A team of Chilean scientists has discovered in Antarctica about 20 unknown bacteria that are highly resistant to antibiotics, which could alter their resistance to other microorganisms, thus endangering global health.
Andres Marcoletta, an assistant professor in the Department of Biology at the University of Chile, made two trips to the Antarctic Peninsula and the South Shetland Islands between 2017 and 2019, along with researcher McGregor Vers and his assistant Alexis Gate.
Modern equipment for measuring shovels, sterile containers and environmental parameters sought to determine how resistant the microorganisms they lived there were to bacteria from other environments.
After collecting hundreds of local bacteria, about 20 were found to be completely unknown and possessing “hyper resistance” properties, Marcoletta explained to AFP.
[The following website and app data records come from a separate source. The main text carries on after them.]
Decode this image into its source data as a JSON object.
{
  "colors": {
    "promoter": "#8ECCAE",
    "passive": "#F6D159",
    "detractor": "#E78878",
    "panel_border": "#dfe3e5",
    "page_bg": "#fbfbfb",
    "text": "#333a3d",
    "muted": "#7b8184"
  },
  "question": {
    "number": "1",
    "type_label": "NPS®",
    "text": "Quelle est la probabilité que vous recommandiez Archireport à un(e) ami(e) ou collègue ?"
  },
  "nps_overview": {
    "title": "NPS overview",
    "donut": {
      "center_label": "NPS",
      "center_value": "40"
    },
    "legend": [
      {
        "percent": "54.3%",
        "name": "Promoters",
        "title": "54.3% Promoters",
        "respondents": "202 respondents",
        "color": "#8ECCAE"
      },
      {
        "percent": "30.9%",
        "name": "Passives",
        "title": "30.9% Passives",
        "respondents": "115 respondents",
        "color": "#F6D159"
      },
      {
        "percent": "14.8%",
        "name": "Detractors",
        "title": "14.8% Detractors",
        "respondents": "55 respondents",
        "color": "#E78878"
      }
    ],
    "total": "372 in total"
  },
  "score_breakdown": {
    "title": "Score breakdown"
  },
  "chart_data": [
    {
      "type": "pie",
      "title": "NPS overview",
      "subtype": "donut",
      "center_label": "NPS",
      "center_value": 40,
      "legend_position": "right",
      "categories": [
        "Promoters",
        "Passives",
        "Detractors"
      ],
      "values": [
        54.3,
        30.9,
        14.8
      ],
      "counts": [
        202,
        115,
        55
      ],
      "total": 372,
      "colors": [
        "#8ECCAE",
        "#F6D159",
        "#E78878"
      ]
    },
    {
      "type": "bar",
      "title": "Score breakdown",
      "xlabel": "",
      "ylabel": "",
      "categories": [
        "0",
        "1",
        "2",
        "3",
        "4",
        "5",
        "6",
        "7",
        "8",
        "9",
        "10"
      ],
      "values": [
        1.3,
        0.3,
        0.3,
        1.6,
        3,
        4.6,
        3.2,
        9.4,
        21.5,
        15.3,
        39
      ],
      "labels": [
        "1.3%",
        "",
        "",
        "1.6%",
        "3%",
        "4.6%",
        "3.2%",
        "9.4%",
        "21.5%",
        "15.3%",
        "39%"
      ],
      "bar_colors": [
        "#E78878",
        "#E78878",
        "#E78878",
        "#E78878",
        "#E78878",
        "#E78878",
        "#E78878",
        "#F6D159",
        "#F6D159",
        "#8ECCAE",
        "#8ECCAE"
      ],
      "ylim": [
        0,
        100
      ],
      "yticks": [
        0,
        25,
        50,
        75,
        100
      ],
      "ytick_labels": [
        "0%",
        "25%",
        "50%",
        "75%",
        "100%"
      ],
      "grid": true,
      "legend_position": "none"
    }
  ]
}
To determine their incredible resistance, the scientists developed 12 samples and exposed them to various types of antibiotics used to treat infectious diseases and to metals with bactericidal properties such as copper, arsenic or cadmium.
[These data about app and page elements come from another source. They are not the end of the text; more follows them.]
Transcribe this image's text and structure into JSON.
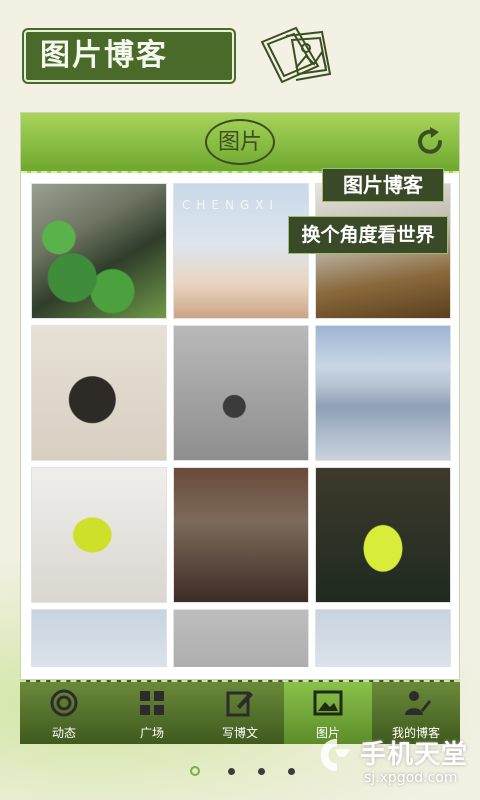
{
  "app": {
    "title": "图片博客"
  },
  "panel": {
    "title": "图片"
  },
  "overlay": {
    "line1": "图片博客",
    "line2": "换个角度看世界"
  },
  "tiles": [
    {
      "label": ""
    },
    {
      "label": "CHENGXI"
    },
    {
      "label": ""
    },
    {
      "label": ""
    },
    {
      "label": ""
    },
    {
      "label": ""
    },
    {
      "label": ""
    },
    {
      "label": ""
    },
    {
      "label": ""
    },
    {
      "label": ""
    },
    {
      "label": ""
    },
    {
      "label": ""
    }
  ],
  "nav": {
    "items": [
      {
        "label": "动态",
        "icon": "target-icon"
      },
      {
        "label": "广场",
        "icon": "grid-icon"
      },
      {
        "label": "写博文",
        "icon": "edit-icon"
      },
      {
        "label": "图片",
        "icon": "image-icon"
      },
      {
        "label": "我的博客",
        "icon": "person-icon"
      }
    ],
    "active_index": 3
  },
  "pager": {
    "active_index": 0,
    "count": 4
  },
  "watermark": {
    "text": "手机天堂",
    "url": "sj.xpgod.com"
  },
  "colors": {
    "accent": "#7ab33a",
    "dark_green": "#3f5a1e",
    "background": "#f3f0e4"
  }
}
“Practically no antibiotics have an effect on these bacteria. They have many anti-inflammatory properties. Perhaps this resistance helps in their natural environment to resist other toxic compounds,” Marcoleta said.
“Many of them (bacteria) are multifaceted to classic antibiotics or form a metabolite, which has antibiotic activity against some clinically interested bacteria,” said Dr. Varos.
Scientists are concerned about this new finding because “we are increasingly diagnosing infections caused by bacteria that are highly resistant to the substances available today to treat these infections,” Marcoletta said.
‘Superbug’ infections killed 1.2 million people in 2019, according to a study published in the January issue of the prestigious British Medical Journal. The Lancet.
Meanwhile, the WHO (World Health Organization) announced a global health crisis facing antimicrobial resistance and formed a task force to study alternative therapies.
“These antibodies to Antarctic bacteria can be acquired by pathogenic bacteria (causing disease), which can cause serious health problems worldwide,” the study said. The science of the total environment.
Among the bacteria of special interest are Pseudomonas in the soil of the Antarctic Peninsula and relatives of others living in urban areas, Marcoletta describes as the cause of serious diseases such as cystic fibrosis.
But how can these bacteria be harmful to humans?
“Fortunately, everything points to the fact that the so-called Pseudomonas aeruginosa is not pathogenic, but can act as a source of resistant genes and translate the pathogen relatively easily to Pseudomonas,” the study added.
In this case, he warns, “we will have a health problem because there will be new immune genes that contribute to this crisis of antibiotic resistance.”
Experts say that knowing the genes of these bacteria in Antarctica could help shape potential new antibiotics.
Bacteria and climate change
Scientists have begun a new study trying to determine how these bacteria could be transported from Antarctica to other parts of the world.
“The Antarctic Peninsula, which we continue to explore, is one of the most vulnerable areas to ice melting caused by climate change,” says Marcoletta.
Year after year and at breakneck speed, the soil dissolves, exposing reservoirs of resistant genes.
Researchers want to determine how this condition affects bacteria and whether their genetic information can be transmitted by plants or animals.